HarperCollins 1998 hardback  
HarperCollins 1998 paperback  
HarperCollins 2002 paperback  
HarperCollins 2013 pocket hardback  

See also

External links


  1. 1.0 1.1 Humphrey Carpenter, J.R.R. Tolkien: A Biography
  2. 2.0 2.1 Wayne G. Hammond and Christina Scull, J.R.R. Tolkien: Artist & Illustrator
  3. 3.0 3.1 J.R.R. Tolkien; Christina Scull, Wayne G. Hammond (eds.), Roverandom
  4. Wayne G. Hammond and Christina Scull (eds), The Lord of the Rings: A Reader's Companion, p. lxxii
  5. 5.0 5.1 "Roverandom", (accessed 1 June 2014)
  6. "Tales from the Perilous Realm Cover Revealed" dated 1 July 2008, Tolkien Library (accessed 1 June 2014)
  7. David Bratman, "Reviews: Roverandom" dated 1 April 1998, Mythprint (accessed 26 May 2014)
  8. Jessica Yates, "Review: Roverandom" in Books for Keeps, March 1998
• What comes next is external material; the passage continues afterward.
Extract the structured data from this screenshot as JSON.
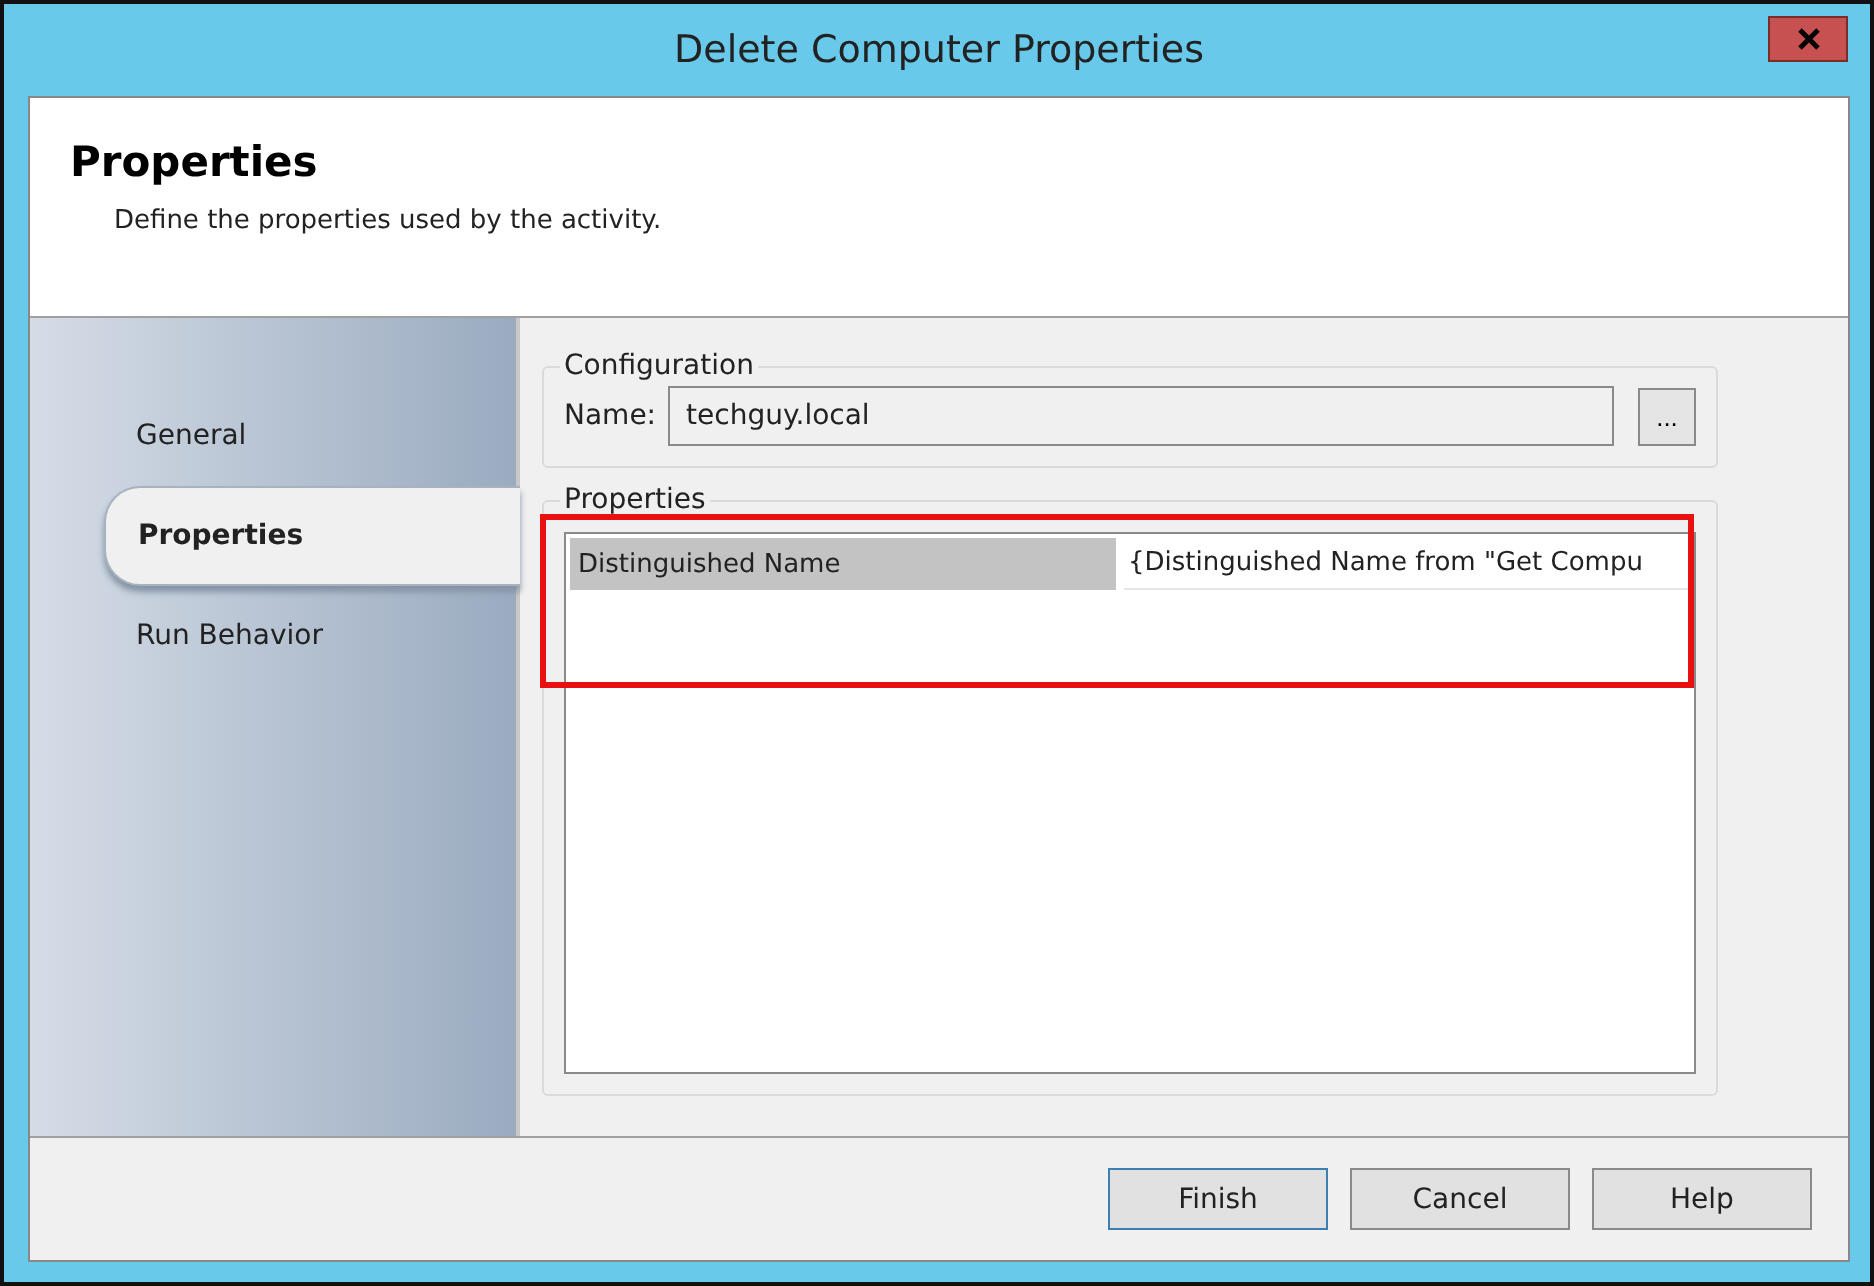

  9. David Grayon, "A Forgotten Tolkien Tale", January Magazine (accessed 26 May 2014)
  10. Trent Walters, "Roverandom", SFSite (accessed 26 May 2014)
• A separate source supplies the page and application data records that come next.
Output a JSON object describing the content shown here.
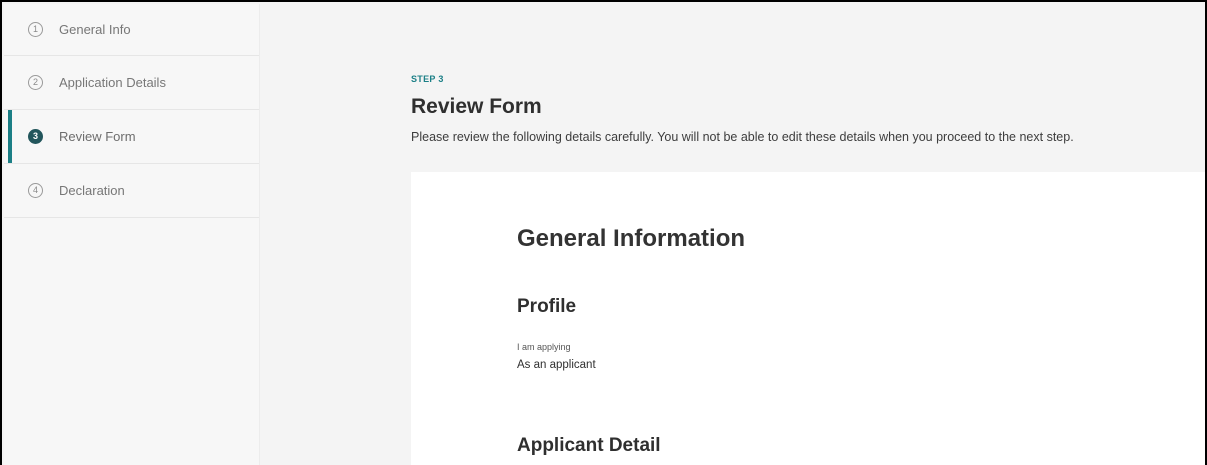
{
  "sidebar": {
    "steps": [
      {
        "number": "1",
        "label": "General Info",
        "state": "default"
      },
      {
        "number": "2",
        "label": "Application Details",
        "state": "default"
      },
      {
        "number": "3",
        "label": "Review Form",
        "state": "active"
      },
      {
        "number": "4",
        "label": "Declaration",
        "state": "default"
      }
    ],
    "active_accent_color": "#1b7f86",
    "active_badge_color": "#23565c"
  },
  "main": {
    "step_kicker": "STEP 3",
    "title": "Review Form",
    "description": "Please review the following details carefully. You will not be able to edit these details when you proceed to the next step."
  },
  "review": {
    "section_title": "General Information",
    "profile": {
      "title": "Profile",
      "field_label": "I am applying",
      "field_value": "As an applicant"
    },
    "applicant_detail_title": "Applicant Detail"
  }
}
  11. Daniel Offer, "Roverandom by JRR Tolkien", Fantasy Book Review (accessed 26 May 2014)
  12. Adam Mars-Jones, "Hobbit forming" dated 1 January 1988, The Observer (accessed 26 May 2014)
  13. "Completists always prove willing buyers" in The Daily Telegraph 9 May 1998, p. A4
  14. "Roverandom" dated 1 February 1998, Kirkus (accessed 26 May 2014)
  15. "Roverandom", Google Books (accessed 26 May 2014)
  16. "Roverandom", Goodreads (accessed 26 May 2014)
  17. "Customer Reviews - Roverandom", (accessed 26 May 2014)
Tales from the Perilous Realm
Farmer Giles of HamThe Adventures of Tom BombadilLeaf by NiggleSmith of Wootton MajorRoverandom (since 2008)